We have outlined below some top tips for leaving your pets home alone. These can all be really helpful in making them as calm as possible, but the latest technology means that you can now monitor your pets while out of the house using some really clever kit and without breaking the bank, certainly for no more than £100.

Five top tips for leaving your pet at home:

1. Give them a proper goodbye
Getting your pets into a routine so that they know when you are going to be away for a longer period can help ensure they aren’t sat worrying about you not coming back.

A good hug and some love before you leave, leaving them in the same place and heading out of the same door, can get them into the routine and keep them calm.

2. Make sure they are comfy
We get it – we are all busy people. But rushing out the door without leaving your pet with a comfy bed and a full water bowl isn’t right. Make sure that when you do leave them that you give them as many home comforts as possible.

3. Leave them with a neighbour
On good terms with your neighbours and know they are pet lovers? Why not ask the question if they can take them for a few hours.

4. Don’t leave them for more than a few hours without someone checking in
Know you are going to be away from 6am to 10pm? Don’t leave them alone for that length of time. It’s just not fair. Ask a friend to drop in and let them out, give them some food and a good hug.

If you can afford it, dog walkers or day-care are well worth considering, especially if you don’t have anyone obvious locally who can do you a favour and check-in on them.

5. Not usually left alone? Get some training
If you know you are going to be leaving your pet alone for the first time and you have the foresight, it is very wise to get them used to being apart while you are at home.

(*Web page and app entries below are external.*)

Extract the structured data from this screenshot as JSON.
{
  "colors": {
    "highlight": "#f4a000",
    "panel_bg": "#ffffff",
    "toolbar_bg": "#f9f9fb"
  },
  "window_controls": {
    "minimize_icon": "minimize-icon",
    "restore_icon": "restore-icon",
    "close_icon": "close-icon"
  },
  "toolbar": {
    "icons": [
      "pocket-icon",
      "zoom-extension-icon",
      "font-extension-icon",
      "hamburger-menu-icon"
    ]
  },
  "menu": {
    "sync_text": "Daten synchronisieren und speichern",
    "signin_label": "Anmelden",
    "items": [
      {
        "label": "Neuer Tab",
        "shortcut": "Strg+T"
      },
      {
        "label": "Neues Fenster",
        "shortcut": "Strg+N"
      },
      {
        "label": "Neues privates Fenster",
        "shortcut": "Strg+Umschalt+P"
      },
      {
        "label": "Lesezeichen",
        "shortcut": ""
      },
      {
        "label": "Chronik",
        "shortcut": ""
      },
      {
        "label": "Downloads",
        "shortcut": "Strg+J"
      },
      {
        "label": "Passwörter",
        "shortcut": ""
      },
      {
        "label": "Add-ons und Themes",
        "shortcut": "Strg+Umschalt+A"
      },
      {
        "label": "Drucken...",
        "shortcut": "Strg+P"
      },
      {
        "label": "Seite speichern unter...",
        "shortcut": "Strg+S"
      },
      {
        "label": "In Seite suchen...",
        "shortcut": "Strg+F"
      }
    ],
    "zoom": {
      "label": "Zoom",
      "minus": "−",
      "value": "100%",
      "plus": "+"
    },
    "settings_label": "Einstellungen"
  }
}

Pop the dog or cat wherever you are going to leave them – a utility room, kitchen, wherever, but with their bed, water and other comforts – and leave them solo for a shorter time. It can even help to leave them alone but within your sight – behind a glass door, for example – so they get used to calming down but in the knowledge you are still there.

Doing this and increasing the time you are away from them gradually will significantly help when it comes to you being away for longer period. It’s common sense really: going from constant contact to 15 minutes apart is far easier for them than suddenly disappearing for four hours.